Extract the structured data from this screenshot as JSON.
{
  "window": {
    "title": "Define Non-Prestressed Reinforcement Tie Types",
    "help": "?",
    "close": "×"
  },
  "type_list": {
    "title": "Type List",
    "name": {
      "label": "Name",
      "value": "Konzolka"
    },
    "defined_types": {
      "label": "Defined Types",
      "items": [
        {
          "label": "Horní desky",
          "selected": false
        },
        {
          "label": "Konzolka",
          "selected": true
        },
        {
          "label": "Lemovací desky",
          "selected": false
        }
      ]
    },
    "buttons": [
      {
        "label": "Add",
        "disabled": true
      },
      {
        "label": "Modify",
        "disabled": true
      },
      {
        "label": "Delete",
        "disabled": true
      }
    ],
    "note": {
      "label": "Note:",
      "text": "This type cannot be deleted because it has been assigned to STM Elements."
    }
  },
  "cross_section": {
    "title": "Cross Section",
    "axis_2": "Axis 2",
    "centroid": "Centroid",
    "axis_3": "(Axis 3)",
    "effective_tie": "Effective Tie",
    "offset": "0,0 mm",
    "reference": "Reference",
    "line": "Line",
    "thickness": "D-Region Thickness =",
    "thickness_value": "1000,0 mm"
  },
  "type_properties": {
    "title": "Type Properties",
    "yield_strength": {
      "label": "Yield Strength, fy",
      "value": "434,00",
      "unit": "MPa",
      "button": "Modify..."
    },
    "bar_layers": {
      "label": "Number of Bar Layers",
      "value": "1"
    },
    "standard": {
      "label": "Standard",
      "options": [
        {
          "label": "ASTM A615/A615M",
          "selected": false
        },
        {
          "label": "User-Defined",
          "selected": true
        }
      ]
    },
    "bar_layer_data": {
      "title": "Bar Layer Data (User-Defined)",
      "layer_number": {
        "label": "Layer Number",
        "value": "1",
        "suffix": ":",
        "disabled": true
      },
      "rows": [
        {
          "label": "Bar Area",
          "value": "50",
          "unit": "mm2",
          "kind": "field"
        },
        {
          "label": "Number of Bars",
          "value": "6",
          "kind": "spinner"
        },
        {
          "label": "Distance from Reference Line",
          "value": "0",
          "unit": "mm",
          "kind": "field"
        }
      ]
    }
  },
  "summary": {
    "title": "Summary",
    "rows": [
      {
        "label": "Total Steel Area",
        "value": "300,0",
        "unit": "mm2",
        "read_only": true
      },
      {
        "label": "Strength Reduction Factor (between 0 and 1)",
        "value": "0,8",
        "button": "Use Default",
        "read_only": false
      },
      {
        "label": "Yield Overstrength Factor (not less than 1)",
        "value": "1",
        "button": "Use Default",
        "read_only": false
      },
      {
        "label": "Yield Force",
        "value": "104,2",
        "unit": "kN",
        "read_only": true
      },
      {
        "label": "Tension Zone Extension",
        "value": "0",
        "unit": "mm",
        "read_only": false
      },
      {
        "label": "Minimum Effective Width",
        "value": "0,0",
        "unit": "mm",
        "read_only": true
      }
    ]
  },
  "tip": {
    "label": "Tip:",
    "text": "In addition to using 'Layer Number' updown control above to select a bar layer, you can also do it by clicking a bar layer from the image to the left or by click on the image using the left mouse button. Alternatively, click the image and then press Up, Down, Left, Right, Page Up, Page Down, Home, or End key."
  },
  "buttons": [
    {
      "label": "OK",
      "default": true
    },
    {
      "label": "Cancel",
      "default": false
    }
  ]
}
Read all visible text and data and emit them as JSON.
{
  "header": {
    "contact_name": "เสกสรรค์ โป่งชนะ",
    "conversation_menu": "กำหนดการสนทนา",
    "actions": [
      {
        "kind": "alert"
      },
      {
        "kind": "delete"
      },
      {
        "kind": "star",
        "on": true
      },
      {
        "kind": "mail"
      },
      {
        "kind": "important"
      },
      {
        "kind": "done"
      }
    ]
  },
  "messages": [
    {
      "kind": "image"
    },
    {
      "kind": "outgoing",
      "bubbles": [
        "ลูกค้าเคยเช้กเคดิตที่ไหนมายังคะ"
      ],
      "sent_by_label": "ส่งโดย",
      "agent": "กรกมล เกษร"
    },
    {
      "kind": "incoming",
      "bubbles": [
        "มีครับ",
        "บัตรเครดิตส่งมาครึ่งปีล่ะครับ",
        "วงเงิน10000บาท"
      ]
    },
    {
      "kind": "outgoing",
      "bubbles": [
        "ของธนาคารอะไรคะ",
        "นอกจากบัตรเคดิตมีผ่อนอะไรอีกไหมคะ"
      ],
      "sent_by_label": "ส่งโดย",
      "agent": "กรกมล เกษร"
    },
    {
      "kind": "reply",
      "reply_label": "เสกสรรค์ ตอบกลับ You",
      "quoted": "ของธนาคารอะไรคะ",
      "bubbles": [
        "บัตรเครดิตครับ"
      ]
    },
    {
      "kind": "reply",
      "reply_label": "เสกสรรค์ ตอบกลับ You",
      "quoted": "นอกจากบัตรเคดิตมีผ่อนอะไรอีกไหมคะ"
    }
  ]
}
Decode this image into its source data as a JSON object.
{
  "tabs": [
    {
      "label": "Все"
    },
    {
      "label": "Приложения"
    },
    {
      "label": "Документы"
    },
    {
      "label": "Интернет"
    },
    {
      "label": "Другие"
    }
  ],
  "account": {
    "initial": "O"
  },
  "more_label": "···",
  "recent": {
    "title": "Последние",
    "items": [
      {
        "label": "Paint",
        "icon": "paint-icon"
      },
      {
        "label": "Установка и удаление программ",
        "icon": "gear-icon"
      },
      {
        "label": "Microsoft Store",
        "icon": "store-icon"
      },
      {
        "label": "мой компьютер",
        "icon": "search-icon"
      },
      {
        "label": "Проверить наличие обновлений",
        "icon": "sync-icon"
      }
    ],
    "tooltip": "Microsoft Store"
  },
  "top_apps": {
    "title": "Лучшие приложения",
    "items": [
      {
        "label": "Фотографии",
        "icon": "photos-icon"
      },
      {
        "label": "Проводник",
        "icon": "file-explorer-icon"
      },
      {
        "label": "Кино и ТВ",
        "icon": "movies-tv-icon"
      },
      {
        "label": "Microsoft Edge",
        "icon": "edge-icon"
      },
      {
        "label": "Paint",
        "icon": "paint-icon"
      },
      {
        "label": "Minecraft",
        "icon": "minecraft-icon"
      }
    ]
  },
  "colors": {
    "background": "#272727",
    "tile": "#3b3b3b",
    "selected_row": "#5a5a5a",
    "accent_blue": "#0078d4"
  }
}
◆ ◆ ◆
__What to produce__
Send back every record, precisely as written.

__Answer to this exercise__
Extract the structured data from this screenshot as JSON.
{
  "window": {
    "title": "Define Non-Prestressed Reinforcement Tie Types",
    "help": "?",
    "close": "×"
  },
  "type_list": {
    "title": "Type List",
    "name": {
      "label": "Name",
      "value": "Konzolka"
    },
    "defined_types": {
      "label": "Defined Types",
      "items": [
        {
          "label": "Horní desky",
          "selected": false
        },
        {
          "label": "Konzolka",
          "selected": true
        },
        {
          "label": "Lemovací desky",
          "selected": false
        }
      ]
    },
    "buttons": [
      {
        "label": "Add",
        "disabled": true
      },
      {
        "label": "Modify",
        "disabled": true
      },
      {
        "label": "Delete",
        "disabled": true
      }
    ],
    "note": {
      "label": "Note:",
      "text": "This type cannot be deleted because it has been assigned to STM Elements."
    }
  },
  "cross_section": {
    "title": "Cross Section",
    "axis_2": "Axis 2",
    "centroid": "Centroid",
    "axis_3": "(Axis 3)",
    "effective_tie": "Effective Tie",
    "offset": "0,0 mm",
    "reference": "Reference",
    "line": "Line",
    "thickness": "D-Region Thickness =",
    "thickness_value": "1000,0 mm"
  },
  "type_properties": {
    "title": "Type Properties",
    "yield_strength": {
      "label": "Yield Strength, fy",
      "value": "434,00",
      "unit": "MPa",
      "button": "Modify..."
    },
    "bar_layers": {
      "label": "Number of Bar Layers",
      "value": "1"
    },
    "standard": {
      "label": "Standard",
      "options": [
        {
          "label": "ASTM A615/A615M",
          "selected": false
        },
        {
          "label": "User-Defined",
          "selected": true
        }
      ]
    },
    "bar_layer_data": {
      "title": "Bar Layer Data (User-Defined)",
      "layer_number": {
        "label": "Layer Number",
        "value": "1",
        "suffix": ":",
        "disabled": true
      },
      "rows": [
        {
          "label": "Bar Area",
          "value": "50",
          "unit": "mm2",
          "kind": "field"
        },
        {
          "label": "Number of Bars",
          "value": "6",
          "kind": "spinner"
        },
        {
          "label": "Distance from Reference Line",
          "value": "0",
          "unit": "mm",
          "kind": "field"
        }
      ]
    }
  },
  "summary": {
    "title": "Summary",
    "rows": [
      {
        "label": "Total Steel Area",
        "value": "300,0",
        "unit": "mm2",
        "read_only": true
      },
      {
        "label": "Strength Reduction Factor (between 0 and 1)",
        "value": "0,8",
        "button": "Use Default",
        "read_only": false
      },
      {
        "label": "Yield Overstrength Factor (not less than 1)",
        "value": "1",
        "button": "Use Default",
        "read_only": false
      },
      {
        "label": "Yield Force",
        "value": "104,2",
        "unit": "kN",
        "read_only": true
      },
      {
        "label": "Tension Zone Extension",
        "value": "0",
        "unit": "mm",
        "read_only": false
      },
      {
        "label": "Minimum Effective Width",
        "value": "0,0",
        "unit": "mm",
        "read_only": true
      }
    ]
  },
  "tip": {
    "label": "Tip:",
    "text": "In addition to using 'Layer Number' updown control above to select a bar layer, you can also do it by clicking a bar layer from the image to the left or by click on the image using the left mouse button. Alternatively, click the image and then press Up, Down, Left, Right, Page Up, Page Down, Home, or End key."
  },
  "buttons": [
    {
      "label": "OK",
      "default": true
    },
    {
      "label": "Cancel",
      "default": false
    }
  ]
}
Read all visible text and data and emit them as JSON.
{
  "header": {
    "contact_name": "เสกสรรค์ โป่งชนะ",
    "conversation_menu": "กำหนดการสนทนา",
    "actions": [
      {
        "kind": "alert"
      },
      {
        "kind": "delete"
      },
      {
        "kind": "star",
        "on": true
      },
      {
        "kind": "mail"
      },
      {
        "kind": "important"
      },
      {
        "kind": "done"
      }
    ]
  },
  "messages": [
    {
      "kind": "image"
    },
    {
      "kind": "outgoing",
      "bubbles": [
        "ลูกค้าเคยเช้กเคดิตที่ไหนมายังคะ"
      ],
      "sent_by_label": "ส่งโดย",
      "agent": "กรกมล เกษร"
    },
    {
      "kind": "incoming",
      "bubbles": [
        "มีครับ",
        "บัตรเครดิตส่งมาครึ่งปีล่ะครับ",
        "วงเงิน10000บาท"
      ]
    },
    {
      "kind": "outgoing",
      "bubbles": [
        "ของธนาคารอะไรคะ",
        "นอกจากบัตรเคดิตมีผ่อนอะไรอีกไหมคะ"
      ],
      "sent_by_label": "ส่งโดย",
      "agent": "กรกมล เกษร"
    },
    {
      "kind": "reply",
      "reply_label": "เสกสรรค์ ตอบกลับ You",
      "quoted": "ของธนาคารอะไรคะ",
      "bubbles": [
        "บัตรเครดิตครับ"
      ]
    },
    {
      "kind": "reply",
      "reply_label": "เสกสรรค์ ตอบกลับ You",
      "quoted": "นอกจากบัตรเคดิตมีผ่อนอะไรอีกไหมคะ"
    }
  ]
}
Decode this image into its source data as a JSON object.
{
  "tabs": [
    {
      "label": "Все"
    },
    {
      "label": "Приложения"
    },
    {
      "label": "Документы"
    },
    {
      "label": "Интернет"
    },
    {
      "label": "Другие"
    }
  ],
  "account": {
    "initial": "O"
  },
  "more_label": "···",
  "recent": {
    "title": "Последние",
    "items": [
      {
        "label": "Paint",
        "icon": "paint-icon"
      },
      {
        "label": "Установка и удаление программ",
        "icon": "gear-icon"
      },
      {
        "label": "Microsoft Store",
        "icon": "store-icon"
      },
      {
        "label": "мой компьютер",
        "icon": "search-icon"
      },
      {
        "label": "Проверить наличие обновлений",
        "icon": "sync-icon"
      }
    ],
    "tooltip": "Microsoft Store"
  },
  "top_apps": {
    "title": "Лучшие приложения",
    "items": [
      {
        "label": "Фотографии",
        "icon": "photos-icon"
      },
      {
        "label": "Проводник",
        "icon": "file-explorer-icon"
      },
      {
        "label": "Кино и ТВ",
        "icon": "movies-tv-icon"
      },
      {
        "label": "Microsoft Edge",
        "icon": "edge-icon"
      },
      {
        "label": "Paint",
        "icon": "paint-icon"
      },
      {
        "label": "Minecraft",
        "icon": "minecraft-icon"
      }
    ]
  },
  "colors": {
    "background": "#272727",
    "tile": "#3b3b3b",
    "selected_row": "#5a5a5a",
    "accent_blue": "#0078d4"
  }
}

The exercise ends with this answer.